Units are encouraged to work closely with their associate dean or equivalent throughout this process. Outside of the department, the main contact for the cyclical program review process and guidance are the Teaching and Learning Coordinators in the Office of the Provost at They can help connect you with appropriate resources throughout the process.

Student feedback on the student experience is a key component of a self-study. Units are encouraged to plan how they will engage students in the process early to ensure feedback is robust and adequately reflects the student experience in each program. 

Student Feedback Guidelines

Faculty CVs can be provided either as PDFs combined alphabetically into one file, or as links to individual CVs. The approach for all CVs must be the same, i.e., all PDFs or all links.

CV Guidelines

For the purposes of the Queen's University Quality Assurance Process (QUQAP), "core faculty" is defined as tenured, tenure-track, emeriti, and continuing adjunct faculty.

We recognize that clinical instructors teach foundation courses for programs with professional accreditation however, their CVs are not required by the Quality Council. It is recommended that the self-study include a list of clinical instructors, their qualifications, and which course(s) they teach.

The time period that is under review is the time period since the last cyclical program review, typically 7-8 years and generally considered as academic rather than calendar years. That review should be used to inform a forward-focused Self-Study that examines where programs are in the present and how they will improve in the future.

The data package you will receive from the Office of Institutional Research and Planning, and School of Graduate Studies and Postdoctoral Affairs (if appropriate), will contain data up to the end of the academic year before you began writing the self-study. Where applicable, Units are encouraged to include discussion of significant developments occurring in the year the self-study is developed in the document.

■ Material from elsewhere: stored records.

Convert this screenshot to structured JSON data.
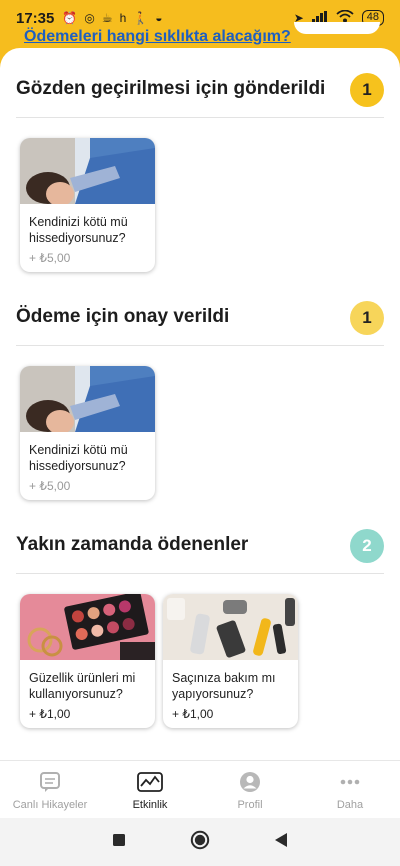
{
  "status_bar": {
    "time": "17:35",
    "left_icons": [
      "alarm-icon",
      "whatsapp-icon",
      "cup-icon",
      "h",
      "walking-icon",
      "pokeball-icon"
    ],
    "battery": "48"
  },
  "header": {
    "link": "Ödemeleri hangi sıklıkta alacağım?",
    "accent": "#f6bd1e"
  },
  "sections": [
    {
      "title": "Gözden geçirilmesi için gönderildi",
      "count": "1",
      "badge_color": "#f6c21d",
      "cards": [
        {
          "title": "Kendinizi kötü mü hissediyorsunuz?",
          "amount": "+ ₺5,00",
          "image": "sick-person-photo"
        }
      ]
    },
    {
      "title": "Ödeme için onay verildi",
      "count": "1",
      "badge_color": "#f7d55a",
      "cards": [
        {
          "title": "Kendinizi kötü mü hissediyorsunuz?",
          "amount": "+ ₺5,00",
          "image": "sick-person-photo"
        }
      ]
    },
    {
      "title": "Yakın zamanda ödenenler",
      "count": "2",
      "badge_color": "#8fd8cc",
      "cards": [
        {
          "title": "Güzellik ürünleri mi kullanıyorsunuz?",
          "amount": "+ ₺1,00",
          "image": "makeup-palette-photo"
        },
        {
          "title": "Saçınıza bakım mı yapıyorsunuz?",
          "amount": "+ ₺1,00",
          "image": "hair-care-products-photo"
        }
      ]
    }
  ],
  "bottom_nav": [
    {
      "label": "Canlı Hikayeler",
      "icon": "stories-icon",
      "active": false
    },
    {
      "label": "Etkinlik",
      "icon": "activity-chart-icon",
      "active": true
    },
    {
      "label": "Profil",
      "icon": "profile-icon",
      "active": false
    },
    {
      "label": "Daha",
      "icon": "more-icon",
      "active": false
    }
  ],
  "system_nav": [
    "recents-square-icon",
    "home-circle-icon",
    "back-triangle-icon"
  ]
}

An additional discretionary reviewer may be added to the review team if requested by the Unit and approved by the relevant Dean(s) and the Provost (or delegate).